Green
Climate Fund

Other funding could also be applied, if required from:

A massive global infrastructure investment of $66 trillion is needed in emerging economies before 2030. The Belt and Road Initiative (BRI) offers a new development paradigm by investing in green infrastructure, which is necessary to avoid the irreversible carbon lock-in effect on global climate change.

This insight report highlights the low-carbon technologies, green finance developments and enabling environments as well as the broader stakeholder ecosystem needed for green development of the BRI. These are illustrated by engaging case studies based on interviews with Green Investment Principles signatories, multilateral development banks and selected organizations that are harnessing cutting-edge business models to achieve decarbonization and the SDGs. The report is a call for knowledge development and further multistakeholder collaboration to build a sustainable future.

Other interesting COP28 initiatives that may be linked into for Lapsset Corridor if appropriate.

Meeting on the 19th February 2024

Below is the video of the session on Climate Change Finance & major Banks

Innovative Solutions for a Developing World

Over Four Decades of Experience & Success

Global Project  Management  •  Infrastructure Development  •  Finance

COP28 – Europe, China and the USA agree on Climate Change Mitigation November 2023.

With an accelerated global population growth exacerbated by consumption habits, there is an immediate need for countries to adopt waste management technologies to mitigate the consequences of climate change. We lead the design and implementation of Waste-To-Energy technologies diverting waste into clean energy with active projects in Asia and Africa. The implementation process we handle includes planning, engineering, procurement, contract management, and funding. 

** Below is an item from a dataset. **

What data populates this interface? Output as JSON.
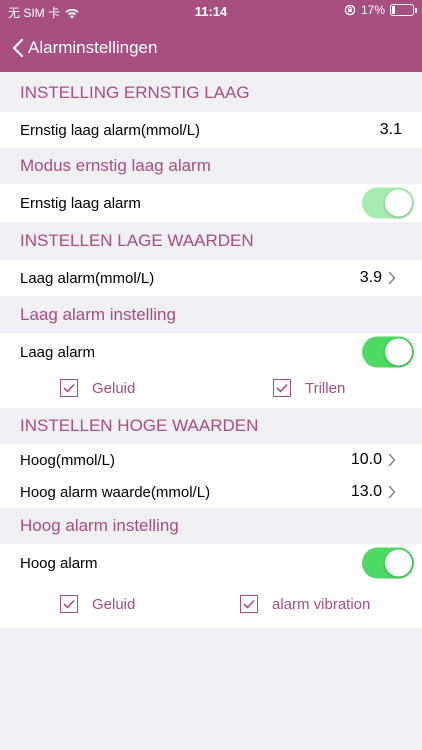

KETRACO PARTNERS

For Lapsset Corridor Renewable Energy projects the Government & LCDA do not pay back this funding, pay back is through the PPA’s – Power Purchase Agreements

Total project finance comes in at an interest of approximately 5.5% (still to be negotiated).


Green Bond Investment

Example – Tanzania

The Tanga Urban Water Supply and Sanitation Authority (Tanga Uwasa) in Tanzania has just issued a $20.8 million green bond. The proceeds of this bond will enable the public body to increase its production of drinking water.

Tanzania is entering the green bond market. The first bond was recently issued by the Tanga Urban Water Supply and Sanitation Authority (Tanga Uwasa), which hopes to raise 53.12 billion Tanzanian shillings (more than $20.8 million) through this financial operation.

“The aim is to raise funds to enable the company to increase its production of drinking water with a view to achieving universal coverage in the city of Tanga, compared with 96% at present, and to support its environmental conservation efforts in the city and neighbouring towns”, says Tanga Uwasa, which also supplies the towns of Muheza and Pangani in Tanzania. The company also collects and disposes of wastewater in the three cities.

This transaction will be supported by Financial Sector Deepening (FSD) Africa, a Kenyan development agency, financed by UK International Development, which provided technical assistance.

Towards the diversification of water financing in Tanzania?

At the same time, the $20.8m green bond will be listed on the Dar es Salaam Stock Exchange (DSE), offering a yield of 13.5%, paid semi-annually.

The success of this experiment could encourage other players in the Tanzanian water sector to issue green bonds to finance green initiatives in this East African country, which is aiming for universal access to drinking water by 2030. Currently, water coverage is 86% in urban areas and 72.3% in rural areas.

Nations & all Governments join the Net Zero programme

A unique global platform to respond to climate change by investing in low-emission and climate-resilient development. $100 Billion


GCF established by 194 governments to limit or reduce greenhouse gas (GHG) emissions in developing countries, and to help vulnerable societies adapt to the unavoidable impacts of climate change

Glasgow
Financial Alliance

for Net Zero

Bringing together the financial sector to accelerate the transition to a net-zero economy. $130 Trillion pledged.